"I don't care what goes up in its place or how similar it looks. Once it's demolished, it no longer contributes to the historic district."
Bluffton United Methodist Church wants to buy the Graves House property at 85 Calhoun St. It plans to raze the home and build a replica in its place. The new building would have offices and outreach space for the growing congregation.
The house is recognized by the federal government as a "contributing structure" in the Bluffton Historic District, which comprises most of old town. The Church of the Cross, also on Calhoun Street, is the town's only building on the National Register of Historic Places.
"If they tear it down, and just because they take good wood out of it and use it in the new structure, that means nothing regarding its National Register status," said Mike Bedenbaugh, director of the nonprofit Palmetto Trust for Historic Preservation. "It's an irrelevant point."

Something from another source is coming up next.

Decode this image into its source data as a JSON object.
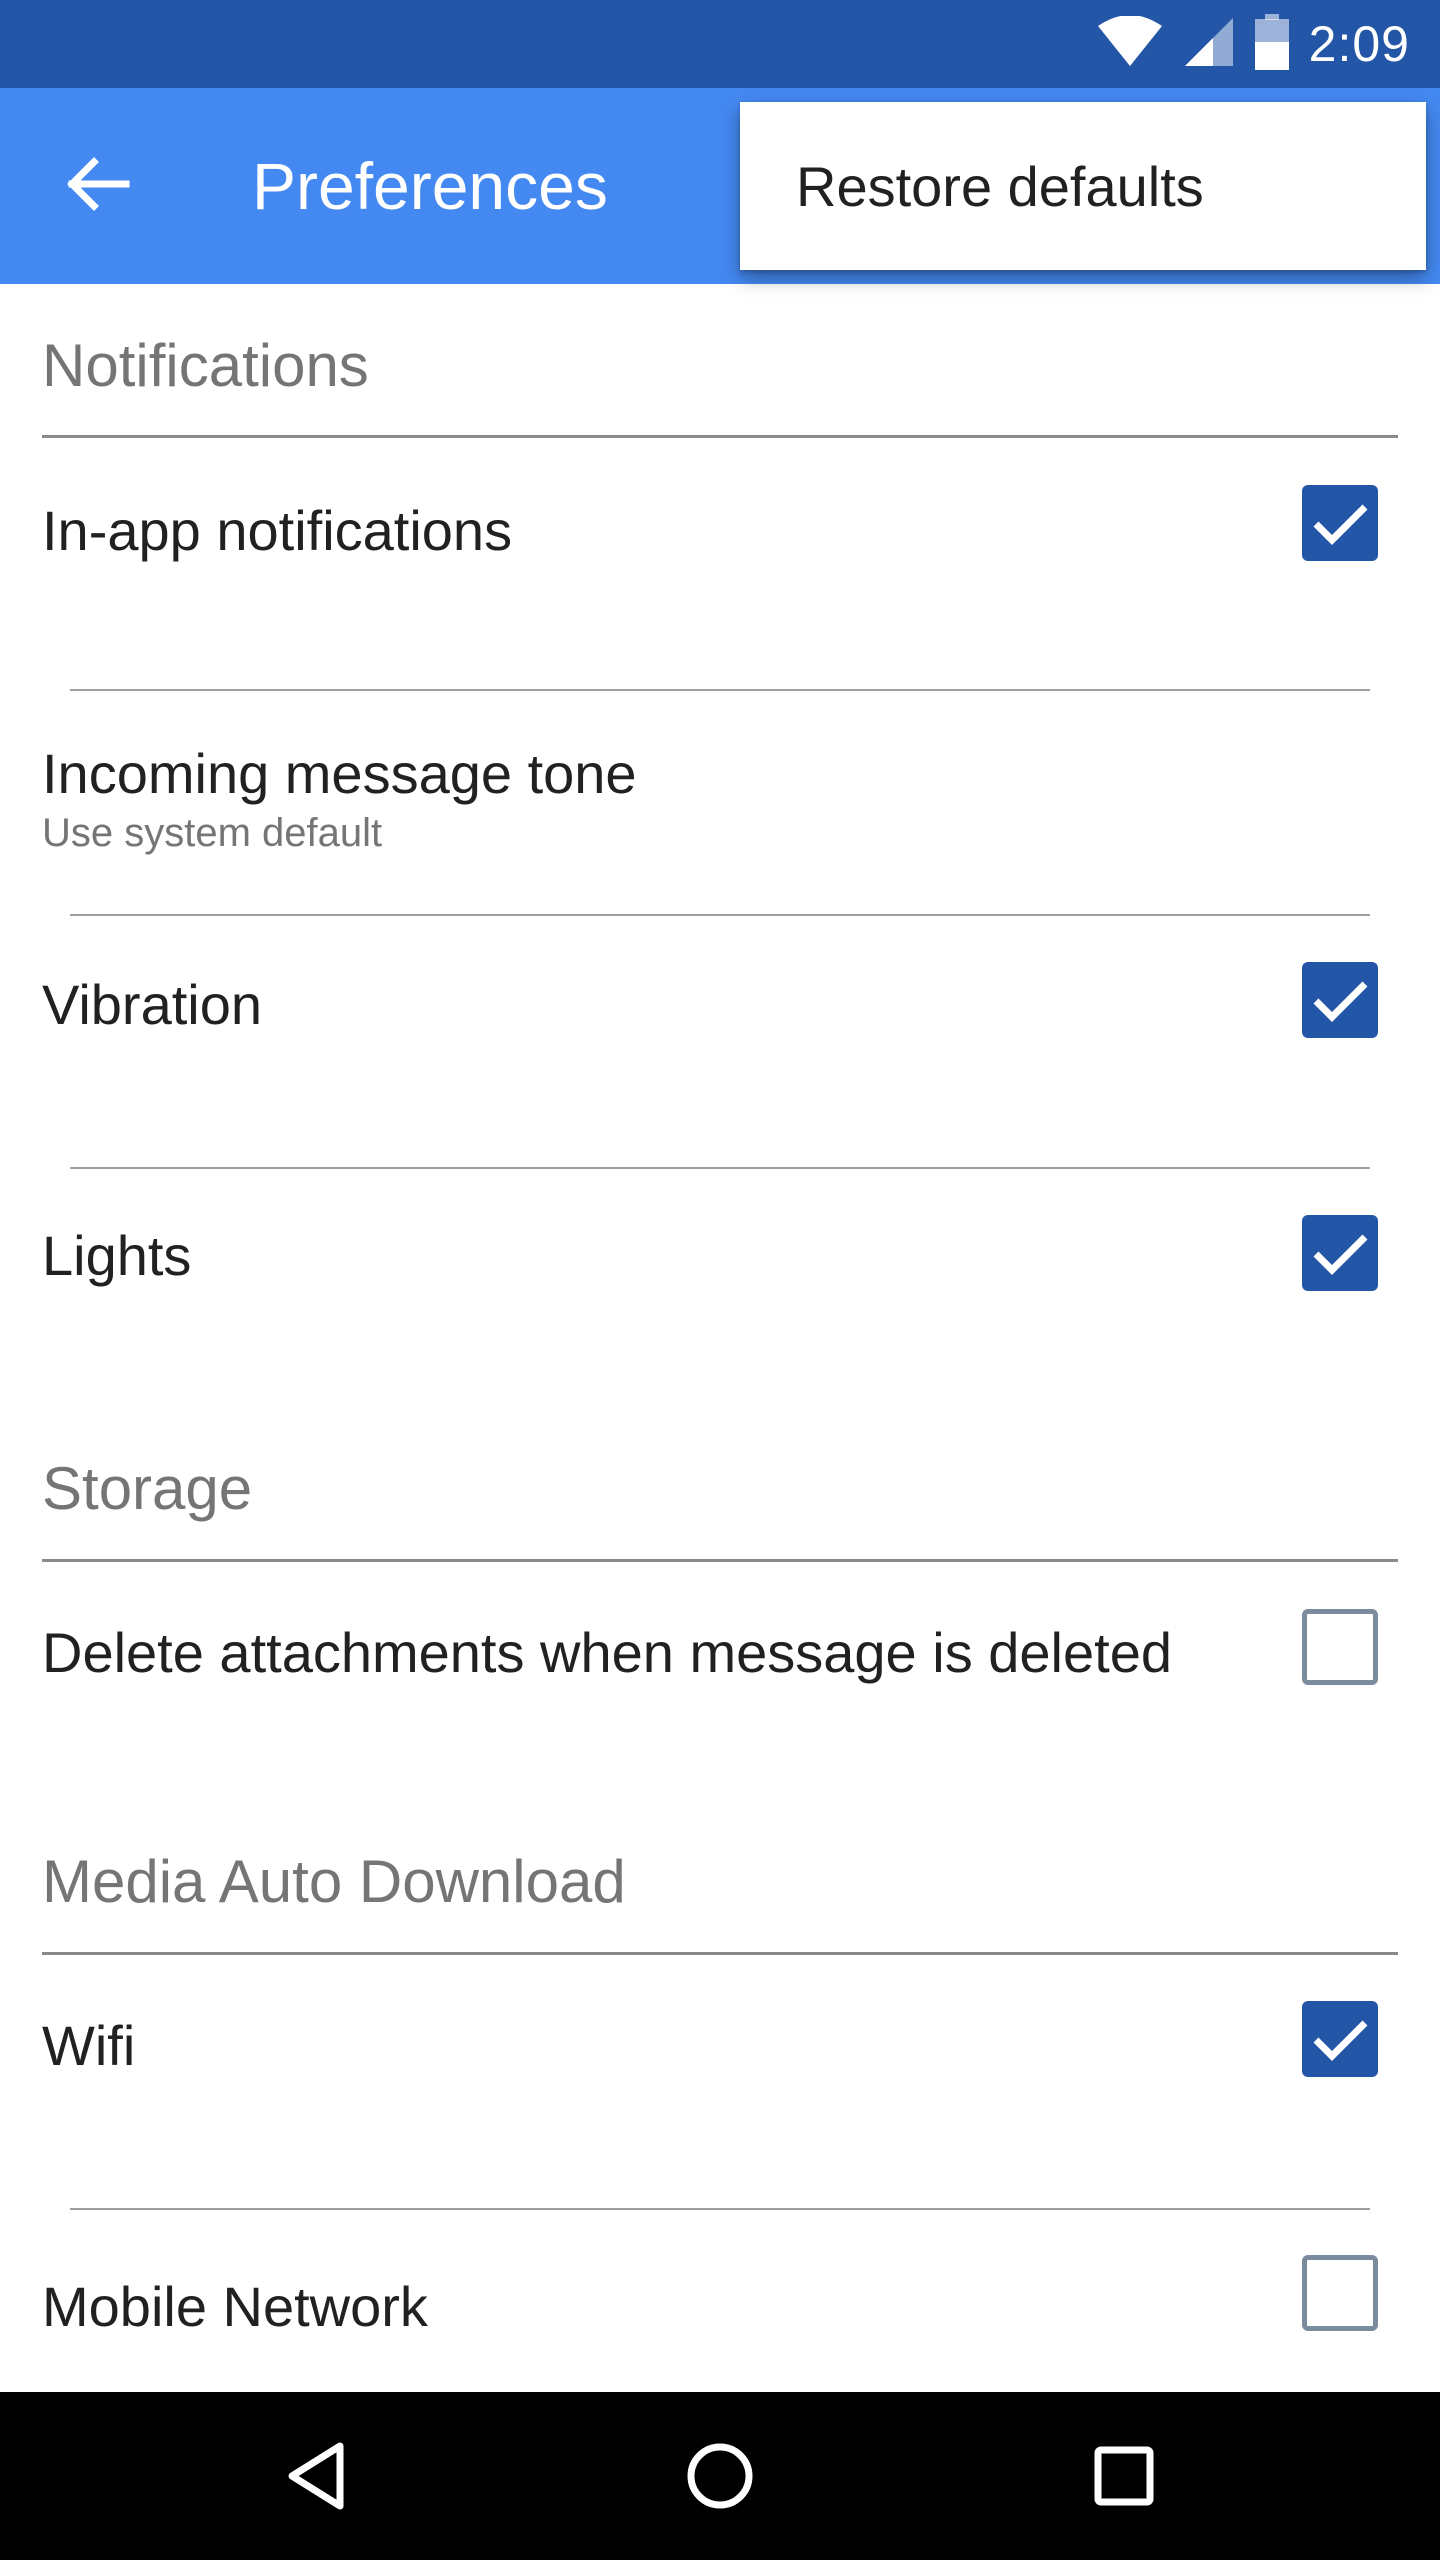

Bedenbaugh said he was disappointed with the commission's decision, which he called a "terrible, terrible omen for the historic district in Bluffton if the process doesn't change."
William Court, an architect hired by the Methodist church, did not concede that the home's historic status would definitely be lost, even if the replica is built in 2012 or 2013.
" I believe it will be up to Bluffton, not the state, to decide whether or not (the replica) Graves House will be on the (contributing structure) list when it's all said and done."
Meanwhile, Roberts Vaux, an attorney for the owners of the Graves House, urged the town to create new designation in its codes that would allow for a middle step between preservation and demolition.
A "dismantling permit," Vaux argued, would better capture the spirit of recent makeovers to some local historic properties in old town, including the Deer Tongue Building, now home to Pepper's Porch restaurant, and Pine House, which have undergone significant renovations.
Commissioners and town staff gave no indication whether the issue would be revisited.